--- Extracted information ---

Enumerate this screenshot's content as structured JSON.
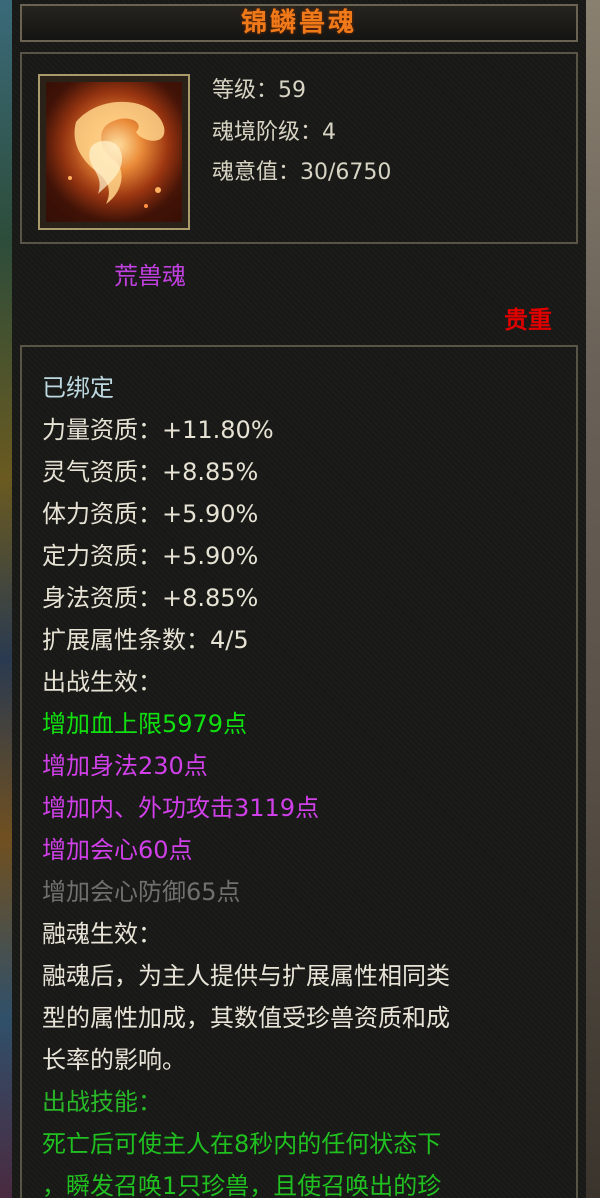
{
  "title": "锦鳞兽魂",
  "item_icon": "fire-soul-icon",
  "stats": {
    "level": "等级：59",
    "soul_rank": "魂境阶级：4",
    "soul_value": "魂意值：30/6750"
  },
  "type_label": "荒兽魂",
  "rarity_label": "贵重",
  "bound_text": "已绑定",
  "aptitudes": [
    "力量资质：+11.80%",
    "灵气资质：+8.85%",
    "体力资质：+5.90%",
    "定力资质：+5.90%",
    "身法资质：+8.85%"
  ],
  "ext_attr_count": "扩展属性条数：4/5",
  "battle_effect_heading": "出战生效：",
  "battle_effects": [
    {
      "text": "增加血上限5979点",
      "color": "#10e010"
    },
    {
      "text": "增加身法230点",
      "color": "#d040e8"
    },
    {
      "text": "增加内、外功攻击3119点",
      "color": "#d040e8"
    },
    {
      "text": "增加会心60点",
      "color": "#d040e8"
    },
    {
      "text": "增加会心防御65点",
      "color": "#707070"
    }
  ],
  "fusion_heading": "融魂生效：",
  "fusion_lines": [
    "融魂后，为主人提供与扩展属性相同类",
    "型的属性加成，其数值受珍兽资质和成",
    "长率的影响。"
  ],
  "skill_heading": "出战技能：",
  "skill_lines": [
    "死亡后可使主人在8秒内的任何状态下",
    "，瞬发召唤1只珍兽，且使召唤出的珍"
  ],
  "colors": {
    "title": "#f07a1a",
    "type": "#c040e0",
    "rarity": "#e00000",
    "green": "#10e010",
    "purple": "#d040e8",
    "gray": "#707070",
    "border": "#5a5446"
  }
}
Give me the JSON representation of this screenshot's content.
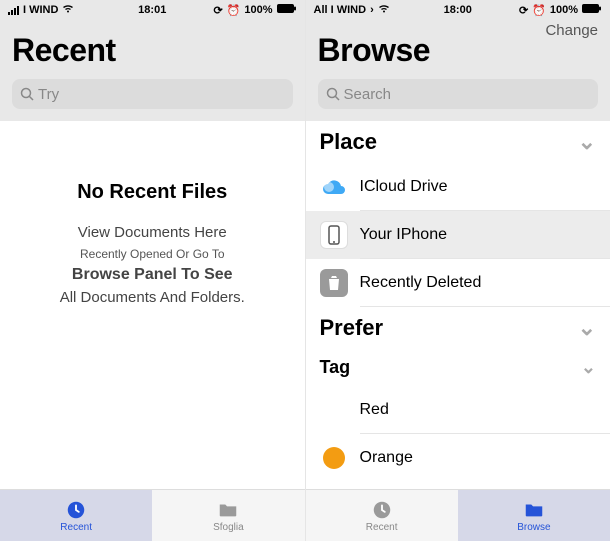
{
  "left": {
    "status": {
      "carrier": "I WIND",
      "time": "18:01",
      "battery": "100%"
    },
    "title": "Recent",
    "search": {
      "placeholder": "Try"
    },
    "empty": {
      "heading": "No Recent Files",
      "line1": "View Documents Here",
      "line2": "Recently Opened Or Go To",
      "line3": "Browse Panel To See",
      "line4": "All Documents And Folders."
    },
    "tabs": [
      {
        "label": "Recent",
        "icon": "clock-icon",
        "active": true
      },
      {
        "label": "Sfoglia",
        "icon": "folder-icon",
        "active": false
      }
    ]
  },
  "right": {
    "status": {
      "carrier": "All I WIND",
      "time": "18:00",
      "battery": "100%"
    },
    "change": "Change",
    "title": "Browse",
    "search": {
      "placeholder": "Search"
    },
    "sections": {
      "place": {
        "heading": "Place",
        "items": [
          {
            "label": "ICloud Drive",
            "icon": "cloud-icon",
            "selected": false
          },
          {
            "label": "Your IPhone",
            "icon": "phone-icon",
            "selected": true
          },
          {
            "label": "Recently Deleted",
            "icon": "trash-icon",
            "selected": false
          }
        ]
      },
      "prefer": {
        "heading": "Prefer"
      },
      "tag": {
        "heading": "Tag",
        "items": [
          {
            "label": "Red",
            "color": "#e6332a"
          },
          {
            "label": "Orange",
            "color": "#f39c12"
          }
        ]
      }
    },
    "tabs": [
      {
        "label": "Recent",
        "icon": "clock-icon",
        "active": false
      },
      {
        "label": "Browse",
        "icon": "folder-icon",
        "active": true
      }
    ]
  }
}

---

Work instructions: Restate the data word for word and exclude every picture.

Response area:
Enumerate this screenshot's content as structured JSON.
{
  "title": "锦鳞兽魂",
  "item_icon": "fire-soul-icon",
  "stats": {
    "level": "等级：59",
    "soul_rank": "魂境阶级：4",
    "soul_value": "魂意值：30/6750"
  },
  "type_label": "荒兽魂",
  "rarity_label": "贵重",
  "bound_text": "已绑定",
  "aptitudes": [
    "力量资质：+11.80%",
    "灵气资质：+8.85%",
    "体力资质：+5.90%",
    "定力资质：+5.90%",
    "身法资质：+8.85%"
  ],
  "ext_attr_count": "扩展属性条数：4/5",
  "battle_effect_heading": "出战生效：",
  "battle_effects": [
    {
      "text": "增加血上限5979点",
      "color": "#10e010"
    },
    {
      "text": "增加身法230点",
      "color": "#d040e8"
    },
    {
      "text": "增加内、外功攻击3119点",
      "color": "#d040e8"
    },
    {
      "text": "增加会心60点",
      "color": "#d040e8"
    },
    {
      "text": "增加会心防御65点",
      "color": "#707070"
    }
  ],
  "fusion_heading": "融魂生效：",
  "fusion_lines": [
    "融魂后，为主人提供与扩展属性相同类",
    "型的属性加成，其数值受珍兽资质和成",
    "长率的影响。"
  ],
  "skill_heading": "出战技能：",
  "skill_lines": [
    "死亡后可使主人在8秒内的任何状态下",
    "，瞬发召唤1只珍兽，且使召唤出的珍"
  ],
  "colors": {
    "title": "#f07a1a",
    "type": "#c040e0",
    "rarity": "#e00000",
    "green": "#10e010",
    "purple": "#d040e8",
    "gray": "#707070",
    "border": "#5a5446"
  }
}
Give me the JSON representation of this screenshot's content.
{
  "left": {
    "status": {
      "carrier": "I WIND",
      "time": "18:01",
      "battery": "100%"
    },
    "title": "Recent",
    "search": {
      "placeholder": "Try"
    },
    "empty": {
      "heading": "No Recent Files",
      "line1": "View Documents Here",
      "line2": "Recently Opened Or Go To",
      "line3": "Browse Panel To See",
      "line4": "All Documents And Folders."
    },
    "tabs": [
      {
        "label": "Recent",
        "icon": "clock-icon",
        "active": true
      },
      {
        "label": "Sfoglia",
        "icon": "folder-icon",
        "active": false
      }
    ]
  },
  "right": {
    "status": {
      "carrier": "All I WIND",
      "time": "18:00",
      "battery": "100%"
    },
    "change": "Change",
    "title": "Browse",
    "search": {
      "placeholder": "Search"
    },
    "sections": {
      "place": {
        "heading": "Place",
        "items": [
          {
            "label": "ICloud Drive",
            "icon": "cloud-icon",
            "selected": false
          },
          {
            "label": "Your IPhone",
            "icon": "phone-icon",
            "selected": true
          },
          {
            "label": "Recently Deleted",
            "icon": "trash-icon",
            "selected": false
          }
        ]
      },
      "prefer": {
        "heading": "Prefer"
      },
      "tag": {
        "heading": "Tag",
        "items": [
          {
            "label": "Red",
            "color": "#e6332a"
          },
          {
            "label": "Orange",
            "color": "#f39c12"
          }
        ]
      }
    },
    "tabs": [
      {
        "label": "Recent",
        "icon": "clock-icon",
        "active": false
      },
      {
        "label": "Browse",
        "icon": "folder-icon",
        "active": true
      }
    ]
  }
}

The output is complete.